Below the church is a small museum that holds a few interesting pieces. Most of the objects here were excavated from Qorikancha and include pre-Inca, Inca and Spanish pieces. It’s an interesting museum for learning more about Cuzco’s history. The museum is part of the Boleto Turístico, but it costs S/. 10 (about $4) to get into the church.
Getting there: Located on the Avenida del Sol in Cuzco, Qorikancha is within easy walking distance of the Plaza de Armas, or you can take a taxi for a few dollars from most places in the city.
Getting back: Taxis and buses go up and down the Avenida del Sol constantly and can take you anywhere in the city for a few dollars.

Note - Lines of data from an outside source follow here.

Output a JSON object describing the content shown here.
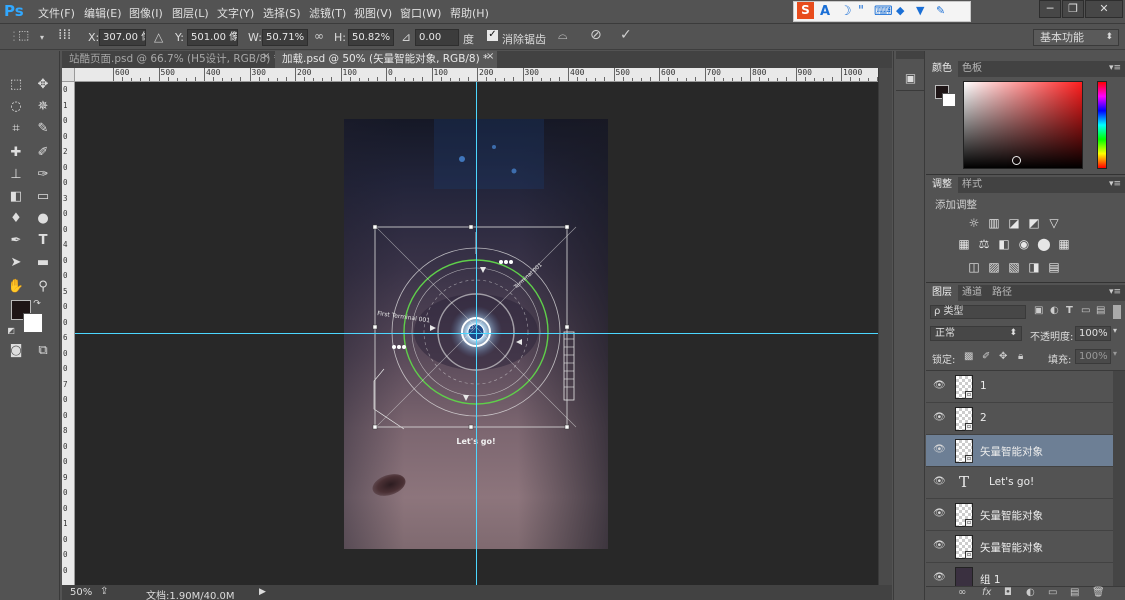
{
  "app": {
    "logo": "Ps"
  },
  "menu": [
    "文件(F)",
    "编辑(E)",
    "图像(I)",
    "图层(L)",
    "文字(Y)",
    "选择(S)",
    "滤镜(T)",
    "视图(V)",
    "窗口(W)",
    "帮助(H)"
  ],
  "ime_toolbar": {
    "items": [
      "S",
      "A",
      "☽",
      "\"",
      "⌨",
      "👕",
      "👕",
      "🔧"
    ]
  },
  "window_controls": {
    "minimize": "─",
    "restore": "❐",
    "close": "✕"
  },
  "options_bar": {
    "x_label": "X:",
    "x_value": "307.00 像素",
    "y_label": "Y:",
    "y_value": "501.00 像素",
    "w_label": "W:",
    "w_value": "50.71%",
    "link_icon": "∞",
    "h_label": "H:",
    "h_value": "50.82%",
    "angle_icon": "⊿",
    "angle_value": "0.00",
    "angle_unit": "度",
    "antialias_label": "消除锯齿",
    "workspace": "基本功能"
  },
  "tabs": [
    {
      "label": "站酷页面.psd @ 66.7% (H5设计, RGB/8) *",
      "close": "×"
    },
    {
      "label": "加载.psd @ 50% (矢量智能对象, RGB/8) *",
      "close": "×"
    }
  ],
  "ruler_top": [
    "600",
    "500",
    "400",
    "300",
    "200",
    "100",
    "0",
    "100",
    "200",
    "300",
    "400",
    "500",
    "600",
    "700",
    "800",
    "900",
    "1000",
    "1100",
    "1200"
  ],
  "ruler_left": [
    "0",
    "1",
    "0",
    "0",
    "2",
    "0",
    "0",
    "3",
    "0",
    "0",
    "4",
    "0",
    "0",
    "5",
    "0",
    "0",
    "6",
    "0",
    "0",
    "7",
    "0",
    "0",
    "8",
    "0",
    "0",
    "9",
    "0",
    "0",
    "1",
    "0",
    "0",
    "0"
  ],
  "canvas": {
    "cta": "Let's go!",
    "hud_texts": [
      "First Terminal 001",
      "Terminal 001"
    ]
  },
  "status": {
    "zoom": "50%",
    "doc_info": "文档:1.90M/40.0M"
  },
  "panels": {
    "color": {
      "tabs": [
        "颜色",
        "色板"
      ],
      "menu": "▾≡"
    },
    "adjustments": {
      "tabs": [
        "调整",
        "样式"
      ],
      "title": "添加调整",
      "menu": "▾≡"
    },
    "layers": {
      "tabs": [
        "图层",
        "通道",
        "路径"
      ],
      "filter_label": "ρ 类型",
      "blend_mode": "正常",
      "opacity_label": "不透明度:",
      "opacity_value": "100%",
      "lock_label": "锁定:",
      "fill_label": "填充:",
      "fill_value": "100%",
      "items": [
        {
          "name": "1",
          "kind": "smart"
        },
        {
          "name": "2",
          "kind": "smart"
        },
        {
          "name": "矢量智能对象",
          "kind": "smart",
          "selected": true
        },
        {
          "name": "Let's go!",
          "kind": "text"
        },
        {
          "name": "矢量智能对象",
          "kind": "smart"
        },
        {
          "name": "矢量智能对象",
          "kind": "smart"
        },
        {
          "name": "组 1",
          "kind": "group"
        }
      ]
    }
  },
  "colors": {
    "guide": "#4cd7ff",
    "selected_layer": "#6d7f95",
    "hud_green": "#5fcf4a"
  }
}
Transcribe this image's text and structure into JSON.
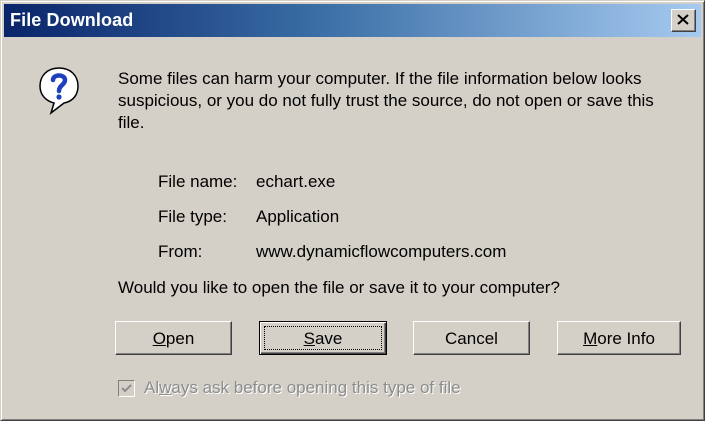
{
  "window": {
    "title": "File Download"
  },
  "message": {
    "warning": "Some files can harm your computer. If the file information below looks suspicious, or you do not fully trust the source, do not open or save this file."
  },
  "file_info": {
    "name_label": "File name:",
    "name_value": "echart.exe",
    "type_label": "File type:",
    "type_value": "Application",
    "from_label": "From:",
    "from_value": "www.dynamicflowcomputers.com"
  },
  "question": "Would you like to open the file or save it to your computer?",
  "buttons": {
    "open_accel": "O",
    "open_rest": "pen",
    "save_accel": "S",
    "save_rest": "ave",
    "cancel": "Cancel",
    "more_accel": "M",
    "more_rest": "ore Info"
  },
  "checkbox": {
    "checked": true,
    "label_pre": "Al",
    "label_accel": "w",
    "label_post": "ays ask before opening this type of file"
  },
  "icons": {
    "close": "close-icon",
    "question": "question-icon",
    "check": "checkmark-icon"
  }
}
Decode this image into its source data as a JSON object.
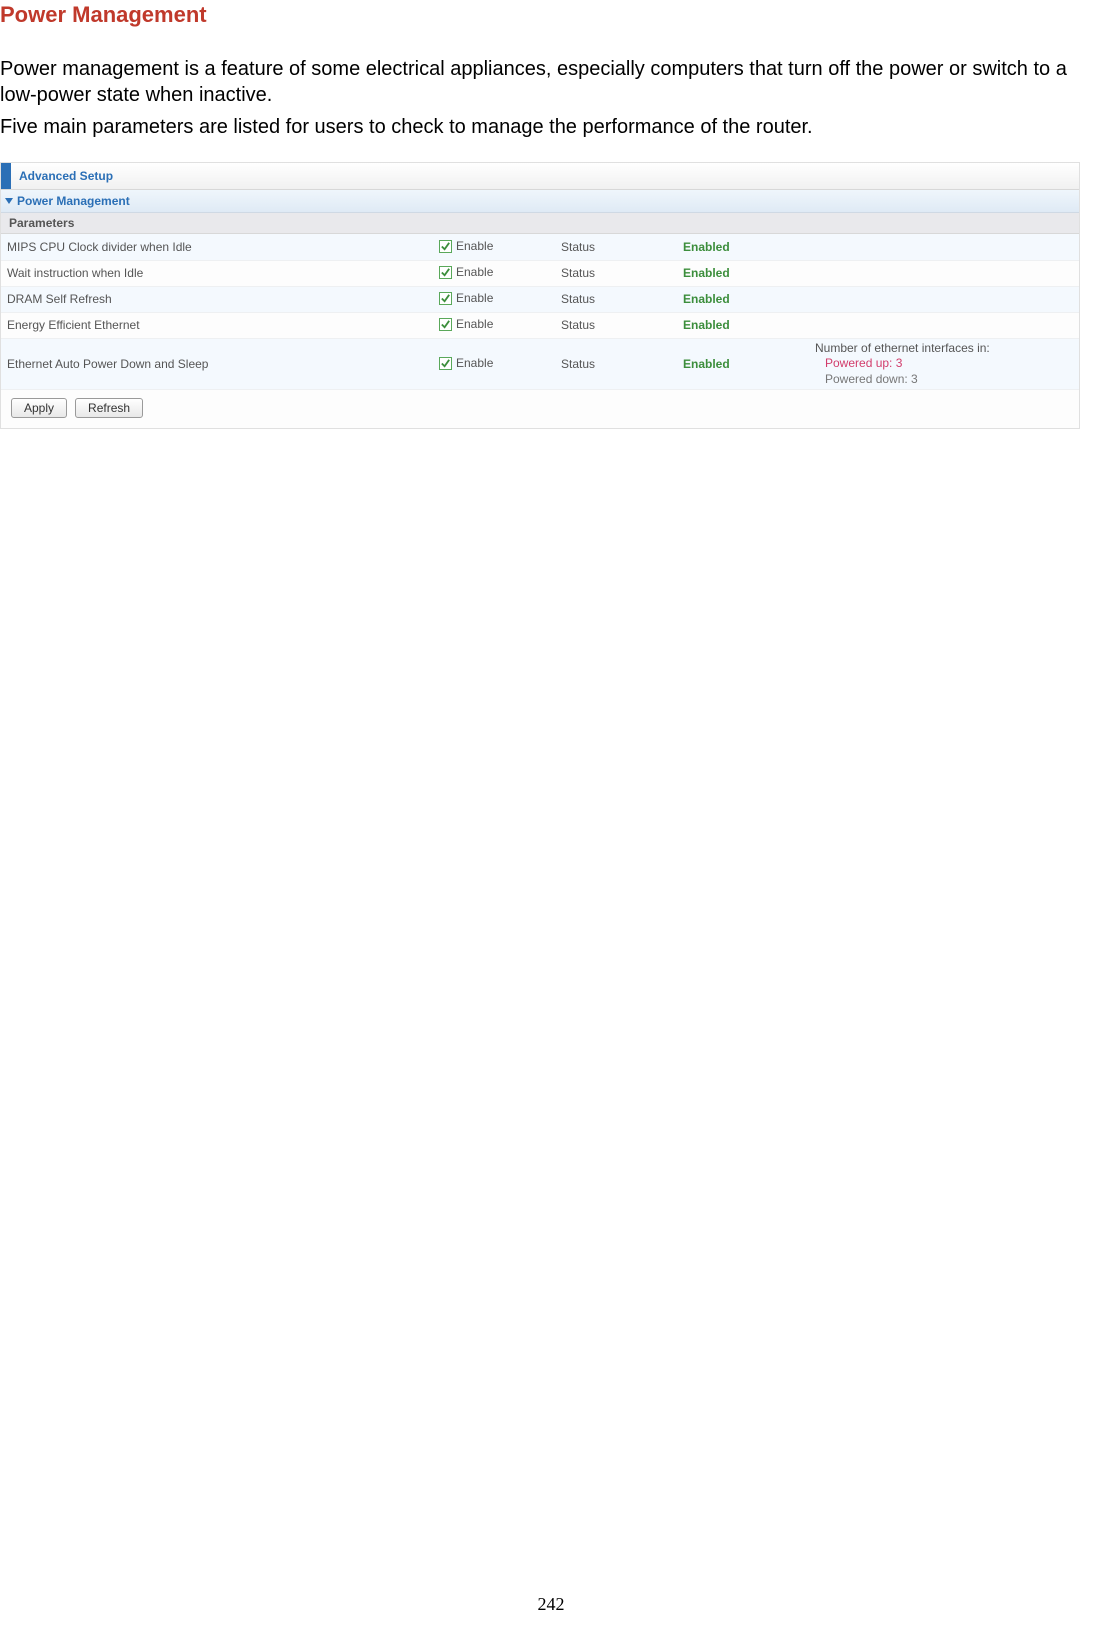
{
  "heading": "Power Management",
  "intro1": "Power management is a feature of some electrical appliances, especially computers that turn off the power or switch to a low-power state when inactive.",
  "intro2": "Five main parameters are listed for users to check to manage the performance of the router.",
  "panel": {
    "title": "Advanced Setup",
    "section": "Power Management",
    "params_header": "Parameters",
    "enable_label": "Enable",
    "status_label": "Status",
    "rows": [
      {
        "name": "MIPS CPU Clock divider when Idle",
        "value": "Enabled"
      },
      {
        "name": "Wait instruction when Idle",
        "value": "Enabled"
      },
      {
        "name": "DRAM Self Refresh",
        "value": "Enabled"
      },
      {
        "name": "Energy Efficient Ethernet",
        "value": "Enabled"
      },
      {
        "name": "Ethernet Auto Power Down and Sleep",
        "value": "Enabled",
        "extra": {
          "title": "Number of ethernet interfaces in:",
          "up": "Powered up: 3",
          "down": "Powered down: 3"
        }
      }
    ],
    "buttons": {
      "apply": "Apply",
      "refresh": "Refresh"
    }
  },
  "page_number": "242"
}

Most people pass through the town of Ollanta on their way to Machu Picchu. There is a train station just outside of town heading to Aguas Calientes at the base of Machu Picchu, making this a popular stop along the way. In town there are several street vendors selling traditional Peruvian handicrafts, a few quiet restaurants and a small market selling fruits, vegetables, meats and prepared foods. Some of the steep terraces of Ollantaytambo can be seen from the town. Inside the ruins are what were once a fortress and ceremonial center. Ollantaytambo was the site of one of the few battles in which the Incas defeated the Spanish. Opposite the ruins and also visible from town is a large stone face protruding from the mountainside. This is Tunupa, the guardian of Ollantaytambo. Several other smaller faces can also be spotted among the rocks – see how many you can find!
Getting there: Take a bus from Cuzco to Urubamba, then from Urubamba to Ollanta. The entrance to Ollantaytambo is across the bridge and at the edge of town.
Getting back: Take a bus from Ollanta’s main plaza to Urubamba, and from there you can take a bus back to Cuzco. Otherwise, take the train on to Machu Picchu.
What ruins in the Sacred Valley have you visited? Do you have any other recommendations of ruins to visit in Peru?
Bio: Katie created her travel and culture blog, Wanderer’s Purpose, with the goal of inspiring peace and tolerance through travel. She explores how to connect with humanity across all different backgrounds, whether it is in your own neighborhood or halfway around the world. For more on how to make the most out of your travel experiences for yourself and the people you meet, visit http://www.wandererspurpose.com